Data about app and page elements:

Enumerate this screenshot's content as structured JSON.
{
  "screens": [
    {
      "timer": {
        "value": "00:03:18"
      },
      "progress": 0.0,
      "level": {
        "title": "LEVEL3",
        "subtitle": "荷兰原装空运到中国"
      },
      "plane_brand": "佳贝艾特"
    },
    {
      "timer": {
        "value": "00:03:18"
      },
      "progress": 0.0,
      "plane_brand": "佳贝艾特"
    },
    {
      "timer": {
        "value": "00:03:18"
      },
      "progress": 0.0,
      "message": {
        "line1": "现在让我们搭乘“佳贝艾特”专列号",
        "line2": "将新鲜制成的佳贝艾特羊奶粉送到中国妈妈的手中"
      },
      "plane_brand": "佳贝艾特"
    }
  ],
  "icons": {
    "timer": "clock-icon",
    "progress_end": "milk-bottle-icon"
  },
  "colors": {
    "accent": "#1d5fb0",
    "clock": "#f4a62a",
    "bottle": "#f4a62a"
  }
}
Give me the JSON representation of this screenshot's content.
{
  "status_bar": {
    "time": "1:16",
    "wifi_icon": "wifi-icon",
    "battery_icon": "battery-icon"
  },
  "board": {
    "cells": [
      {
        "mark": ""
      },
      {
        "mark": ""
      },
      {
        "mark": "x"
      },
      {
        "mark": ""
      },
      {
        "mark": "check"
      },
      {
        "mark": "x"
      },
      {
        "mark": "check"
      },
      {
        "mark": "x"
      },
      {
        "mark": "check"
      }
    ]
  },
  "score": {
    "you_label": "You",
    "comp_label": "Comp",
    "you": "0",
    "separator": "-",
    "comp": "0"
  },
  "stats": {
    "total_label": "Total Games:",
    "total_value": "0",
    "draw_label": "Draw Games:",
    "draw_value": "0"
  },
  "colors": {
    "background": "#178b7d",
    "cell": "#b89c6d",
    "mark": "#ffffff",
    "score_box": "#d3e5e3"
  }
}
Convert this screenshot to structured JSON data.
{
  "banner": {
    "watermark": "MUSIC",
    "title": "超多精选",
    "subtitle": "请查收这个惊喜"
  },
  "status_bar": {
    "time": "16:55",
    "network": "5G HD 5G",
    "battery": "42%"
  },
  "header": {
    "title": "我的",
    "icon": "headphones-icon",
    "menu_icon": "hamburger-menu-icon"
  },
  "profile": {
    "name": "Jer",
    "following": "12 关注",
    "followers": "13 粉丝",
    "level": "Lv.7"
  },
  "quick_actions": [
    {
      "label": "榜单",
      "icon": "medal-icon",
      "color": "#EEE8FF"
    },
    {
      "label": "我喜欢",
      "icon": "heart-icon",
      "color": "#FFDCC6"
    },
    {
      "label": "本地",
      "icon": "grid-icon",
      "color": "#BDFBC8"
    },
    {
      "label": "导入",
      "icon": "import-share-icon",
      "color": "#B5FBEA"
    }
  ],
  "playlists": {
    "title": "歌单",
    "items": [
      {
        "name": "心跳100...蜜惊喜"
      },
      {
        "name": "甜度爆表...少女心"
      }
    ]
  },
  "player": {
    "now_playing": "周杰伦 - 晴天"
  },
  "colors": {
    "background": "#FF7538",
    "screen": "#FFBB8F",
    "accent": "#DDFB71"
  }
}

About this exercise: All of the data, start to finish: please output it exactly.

Task answer:
Enumerate this screenshot's content as structured JSON.
{
  "screens": [
    {
      "timer": {
        "value": "00:03:18"
      },
      "progress": 0.0,
      "level": {
        "title": "LEVEL3",
        "subtitle": "荷兰原装空运到中国"
      },
      "plane_brand": "佳贝艾特"
    },
    {
      "timer": {
        "value": "00:03:18"
      },
      "progress": 0.0,
      "plane_brand": "佳贝艾特"
    },
    {
      "timer": {
        "value": "00:03:18"
      },
      "progress": 0.0,
      "message": {
        "line1": "现在让我们搭乘“佳贝艾特”专列号",
        "line2": "将新鲜制成的佳贝艾特羊奶粉送到中国妈妈的手中"
      },
      "plane_brand": "佳贝艾特"
    }
  ],
  "icons": {
    "timer": "clock-icon",
    "progress_end": "milk-bottle-icon"
  },
  "colors": {
    "accent": "#1d5fb0",
    "clock": "#f4a62a",
    "bottle": "#f4a62a"
  }
}
Give me the JSON representation of this screenshot's content.
{
  "status_bar": {
    "time": "1:16",
    "wifi_icon": "wifi-icon",
    "battery_icon": "battery-icon"
  },
  "board": {
    "cells": [
      {
        "mark": ""
      },
      {
        "mark": ""
      },
      {
        "mark": "x"
      },
      {
        "mark": ""
      },
      {
        "mark": "check"
      },
      {
        "mark": "x"
      },
      {
        "mark": "check"
      },
      {
        "mark": "x"
      },
      {
        "mark": "check"
      }
    ]
  },
  "score": {
    "you_label": "You",
    "comp_label": "Comp",
    "you": "0",
    "separator": "-",
    "comp": "0"
  },
  "stats": {
    "total_label": "Total Games:",
    "total_value": "0",
    "draw_label": "Draw Games:",
    "draw_value": "0"
  },
  "colors": {
    "background": "#178b7d",
    "cell": "#b89c6d",
    "mark": "#ffffff",
    "score_box": "#d3e5e3"
  }
}
Convert this screenshot to structured JSON data.
{
  "banner": {
    "watermark": "MUSIC",
    "title": "超多精选",
    "subtitle": "请查收这个惊喜"
  },
  "status_bar": {
    "time": "16:55",
    "network": "5G HD 5G",
    "battery": "42%"
  },
  "header": {
    "title": "我的",
    "icon": "headphones-icon",
    "menu_icon": "hamburger-menu-icon"
  },
  "profile": {
    "name": "Jer",
    "following": "12 关注",
    "followers": "13 粉丝",
    "level": "Lv.7"
  },
  "quick_actions": [
    {
      "label": "榜单",
      "icon": "medal-icon",
      "color": "#EEE8FF"
    },
    {
      "label": "我喜欢",
      "icon": "heart-icon",
      "color": "#FFDCC6"
    },
    {
      "label": "本地",
      "icon": "grid-icon",
      "color": "#BDFBC8"
    },
    {
      "label": "导入",
      "icon": "import-share-icon",
      "color": "#B5FBEA"
    }
  ],
  "playlists": {
    "title": "歌单",
    "items": [
      {
        "name": "心跳100...蜜惊喜"
      },
      {
        "name": "甜度爆表...少女心"
      }
    ]
  },
  "player": {
    "now_playing": "周杰伦 - 晴天"
  },
  "colors": {
    "background": "#FF7538",
    "screen": "#FFBB8F",
    "accent": "#DDFB71"
  }
}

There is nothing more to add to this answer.